ON THE OTHER BENEFITS OF OUR SAVIOUR TO MANKIND BY HIS INCARNATION
Consider first, that the Son of God, by his incarnation, came amongst us to be the Father and the head of all mankind, according to the Spirit and according to grace, as Adam was according to the flesh and according to nature. He came as the second Adam to undo all that evil which the first Adam had done and brought upon us all, and to impart to us all that good which our first father had deprived us of. That as by one man sin entered into this world, and by sin death, and so both sin and death passed upon all men, justice and grace should in like manner enter into this world by one man, in order to our eternal life. Hence, in quality of our Father, he imparts to us a new generation, a second birth, by which we who, by our natural birth, (by which we descend from the first Adam,) are children of wrath, corrupted by sin, and condemned to hell, are born again by grace, cleansed from sin by his blood, incorporated in him, made children of God, and heirs of everlasting life. In quality of our head, he communicated to us all manner of graces, which in virtue of his merits, are derived from him upon all the members of his mystical body who, by faith and obedience, adhere to him, St. John xv. 4, 5.
Consider 2ndly, the other near relations, marked down in the word of God, which our Lord has been pleased we should have with him by means of his incarnation; such as that of our being now his brethren, (as he has been pleased to call us, Ps. xxii., ‘I will declare his name to my brethren,’) by his taking our flesh and blood. A relation which gives us an honour not granted to the angels, of being near akin, even by consanguinity, to the Son of God himself; for he never took upon him the nature of the angels, but took our nature, that he might be like to us in all things excepting sin; for so it behoved him that was to be our high priest to make a reconciliation for our sins, Heb ii. 16, 17. He is our eldest brother in the order of God’s election, ‘the firstborn among many brethren,’ Rom. viii. 29, in whom and for whose sake we also are elected, to be conformable to his image here by grace, and hereafter in glory, through him. In this quality of our eldest brother he is also our priest, (as under the law of nature, before the written law, the firstborn were priests) to officiate for us in all things that appertain to God, Heb v. 1; as also our prince, our leader and captain in our warfare, our tutor and governor, our truest friend to promote all our interests, to manage all our causes, to defend us from all our enemies, and to bring us on in our pilgrimage, till he presents us to his Father and our Father in his eternal kingdom. O how happy are we in such a brother.

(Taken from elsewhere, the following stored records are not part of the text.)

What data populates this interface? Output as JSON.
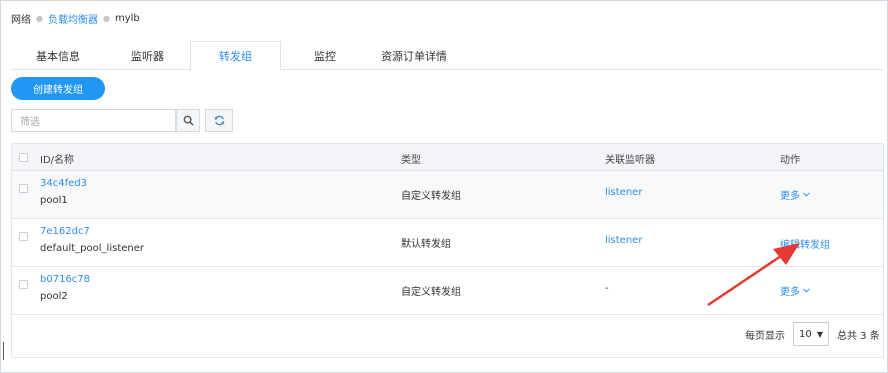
{
  "breadcrumb": {
    "root": "网络",
    "parent": "负载均衡器",
    "current": "mylb"
  },
  "tabs": [
    {
      "label": "基本信息",
      "active": false
    },
    {
      "label": "监听器",
      "active": false
    },
    {
      "label": "转发组",
      "active": true
    },
    {
      "label": "监控",
      "active": false
    },
    {
      "label": "资源订单详情",
      "active": false
    }
  ],
  "toolbar": {
    "create_label": "创建转发组",
    "search_placeholder": "筛选",
    "search_icon": "search-icon",
    "refresh_icon": "refresh-icon"
  },
  "table": {
    "headers": {
      "id_name": "ID/名称",
      "type": "类型",
      "listener": "关联监听器",
      "action": "动作"
    },
    "rows": [
      {
        "id": "34c4fed3",
        "name": "pool1",
        "type": "自定义转发组",
        "listener": "listener",
        "action": "更多"
      },
      {
        "id": "7e162dc7",
        "name": "default_pool_listener",
        "type": "默认转发组",
        "listener": "listener",
        "action": "编辑转发组"
      },
      {
        "id": "b0716c78",
        "name": "pool2",
        "type": "自定义转发组",
        "listener": "-",
        "action": "更多"
      }
    ]
  },
  "pagination": {
    "per_page_label": "每页显示",
    "per_page_value": "10",
    "total_label": "总共 3 条"
  },
  "colors": {
    "primary": "#2196f3",
    "link": "#2d8cf0",
    "arrow": "#e53935"
  }
}
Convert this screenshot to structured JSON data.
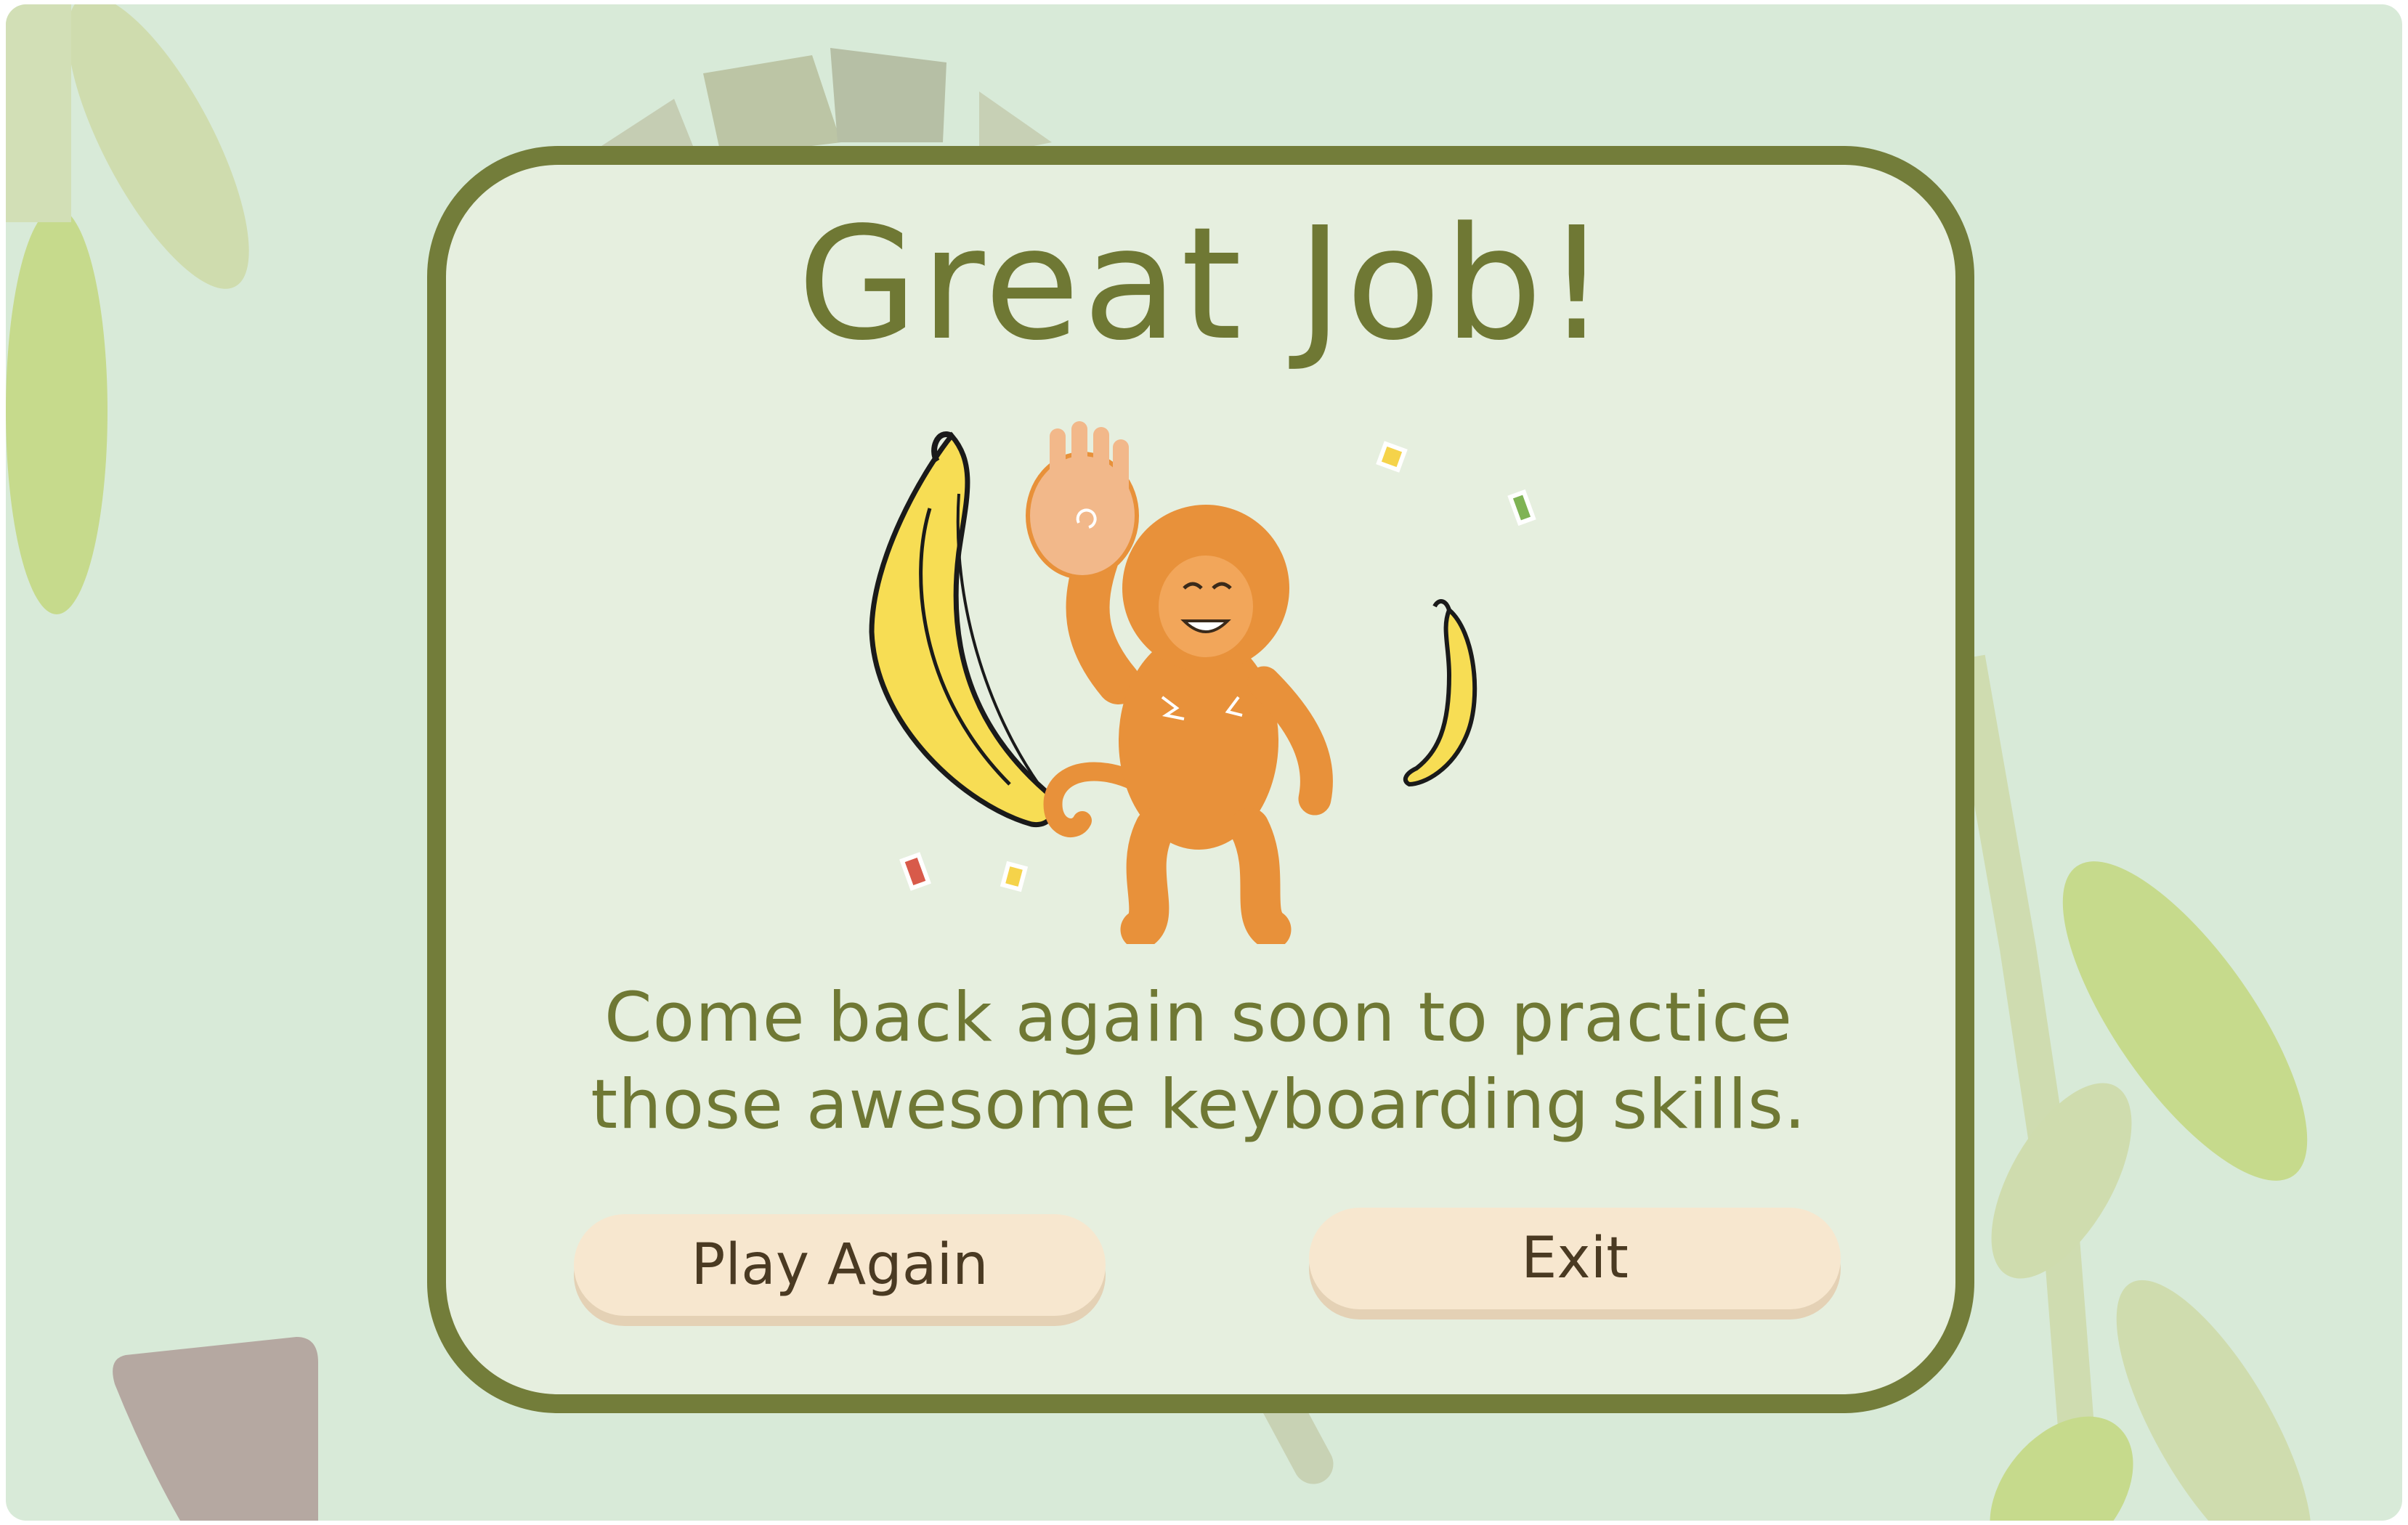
{
  "title": "Great Job!",
  "message": {
    "line1": "Come back again soon to practice",
    "line2": "those awesome keyboarding skills."
  },
  "buttons": {
    "play_again": "Play Again",
    "exit": "Exit"
  },
  "colors": {
    "background": "#d8ead8",
    "card_fill": "#e6efdf",
    "card_border": "#737d3a",
    "title_text": "#6f7834",
    "button_fill": "#f7e7cf",
    "button_text": "#4a3a22"
  },
  "illustration": {
    "monkey": "waving-monkey-icon",
    "bananas": "banana-icon"
  }
}
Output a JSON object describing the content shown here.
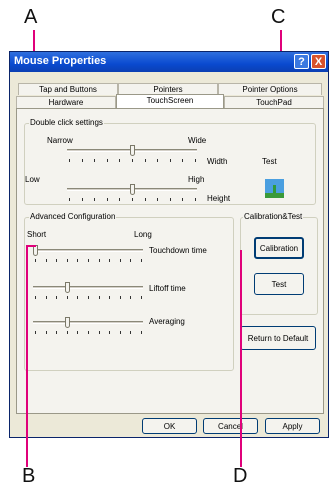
{
  "callouts": {
    "a": "A",
    "b": "B",
    "c": "C",
    "d": "D"
  },
  "window": {
    "title": "Mouse Properties",
    "help_glyph": "?",
    "close_glyph": "X"
  },
  "tabs": {
    "row1": [
      "Tap and Buttons",
      "Pointers",
      "Pointer Options"
    ],
    "row2": [
      "Hardware",
      "TouchScreen",
      "TouchPad"
    ],
    "active": "TouchScreen"
  },
  "double_click": {
    "legend": "Double click settings",
    "width_left": "Narrow",
    "width_right": "Wide",
    "width_label": "Width",
    "width_level": 0.5,
    "height_left": "Low",
    "height_right": "High",
    "height_label": "Height",
    "height_level": 0.5,
    "test_label": "Test"
  },
  "advanced": {
    "legend": "Advanced Configuration",
    "short": "Short",
    "long": "Long",
    "touchdown_label": "Touchdown time",
    "touchdown_level": 0.0,
    "liftoff_label": "Liftoff time",
    "liftoff_level": 0.3,
    "averaging_label": "Averaging",
    "averaging_level": 0.3
  },
  "calibration": {
    "legend": "Calibration&Test",
    "calibration_button": "Calibration",
    "test_button": "Test"
  },
  "return_default": "Return to Default",
  "footer": {
    "ok": "OK",
    "cancel": "Cancel",
    "apply": "Apply"
  }
}
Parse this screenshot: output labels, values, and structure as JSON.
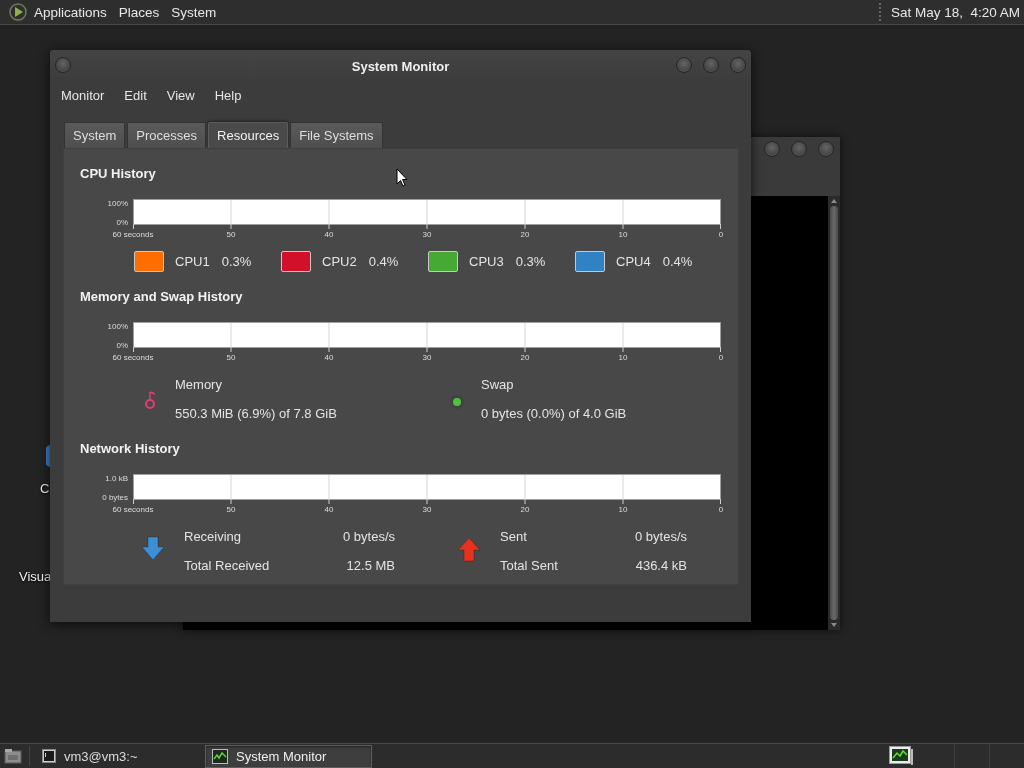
{
  "top_panel": {
    "menus": [
      "Applications",
      "Places",
      "System"
    ],
    "clock": "Sat May 18,  4:20 AM"
  },
  "desktop_icons": [
    {
      "label": "C"
    },
    {
      "label": "Visua"
    }
  ],
  "window": {
    "title": "System Monitor",
    "menu": [
      "Monitor",
      "Edit",
      "View",
      "Help"
    ],
    "tabs": [
      {
        "label": "System",
        "selected": false
      },
      {
        "label": "Processes",
        "selected": false
      },
      {
        "label": "Resources",
        "selected": true
      },
      {
        "label": "File Systems",
        "selected": false
      }
    ],
    "cpu_history": {
      "title": "CPU History",
      "y_labels": [
        "100%",
        "0%"
      ],
      "x_labels": [
        "60 seconds",
        "50",
        "40",
        "30",
        "20",
        "10",
        "0"
      ],
      "legend": [
        {
          "name": "CPU1",
          "value": "0.3%",
          "color": "#ff6d00"
        },
        {
          "name": "CPU2",
          "value": "0.4%",
          "color": "#d21029"
        },
        {
          "name": "CPU3",
          "value": "0.3%",
          "color": "#46a934"
        },
        {
          "name": "CPU4",
          "value": "0.4%",
          "color": "#3182c4"
        }
      ]
    },
    "memory_history": {
      "title": "Memory and Swap History",
      "y_labels": [
        "100%",
        "0%"
      ],
      "x_labels": [
        "60 seconds",
        "50",
        "40",
        "30",
        "20",
        "10",
        "0"
      ],
      "items": [
        {
          "name": "Memory",
          "value": "550.3 MiB (6.9%) of 7.8 GiB",
          "color": "#e53c74"
        },
        {
          "name": "Swap",
          "value": "0 bytes (0.0%) of 4.0 GiB",
          "color": "#4cc23b"
        }
      ]
    },
    "network_history": {
      "title": "Network History",
      "y_labels": [
        "1.0 kB",
        "0 bytes"
      ],
      "x_labels": [
        "60 seconds",
        "50",
        "40",
        "30",
        "20",
        "10",
        "0"
      ],
      "items": [
        {
          "kind": "receiving",
          "color": "#3c8fd6",
          "rows": [
            {
              "label": "Receiving",
              "value": "0 bytes/s"
            },
            {
              "label": "Total Received",
              "value": "12.5 MB"
            }
          ]
        },
        {
          "kind": "sent",
          "color": "#e8321e",
          "rows": [
            {
              "label": "Sent",
              "value": "0 bytes/s"
            },
            {
              "label": "Total Sent",
              "value": "436.4 kB"
            }
          ]
        }
      ]
    }
  },
  "taskbar": {
    "tasks": [
      {
        "kind": "terminal",
        "label": "vm3@vm3:~",
        "selected": false
      },
      {
        "kind": "monitor",
        "label": "System Monitor",
        "selected": true
      }
    ]
  }
}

Consider 3rdly, that by means of the incarnation of the Son of God, we are related to him, not only as children to our father, as members to our head, and as brothers to our eldest brother, but also as a holy building to our foundation, in which he is the cornerstone, in whom all the building framed together groweth up into a holy temple in the Lord – a habitation of God in the spirit, Eph. ii. 20, 21, 22; and as branches to the stock into which we are engrafted, and planted by baptism. Hence our Lord tells us, John xv. 4, 5, ‘Abide in me, and I in you. as the branch cannot bear fruit of itself, except it abide in the vine; so neither can you, except you abide in me. I am the vine, you are the branches; he that abideth in me, and I in him, the same beareth much fruit: for without me you can do nothing.’ But of all the relations we have to the Son of God in consequence of his incarnation, there is none more endearing than that of our being made his spouse – the church being the bride, the wife of the Lamb, brought out of his side as eve was from the side of Adam, cast into the deep sleep of death upon the cross; and espoused to him by an everlasting and inviolable contract, of which Christian matrimony is the sacred and mysterious sign – and every particular soul that is in the state of grace, partaking in the dignity and happiness of this near and dear relation of spouses to the Lamb of God. Christians, are you sensible how great this dignity and happiness is, for your souls to be espoused to the Son of God? In consequence of which you should be one spirit with Christ, as Adam and Eve were one flesh. O take care to be ever faithful and true to this divine Spouse, who has loved you and delivered himself up for you, that he might sanctify and cleanse you for himself, with his own most precious blood.
Conclude to behave in your whole life and conversation agreeable in all respects to these sacred relations which you now have with the Son of God; and never to degenerate from such a Father, such a head, such a brother, and such spouse, by any actions unworthy of either the dignity or sanctity of a Christian.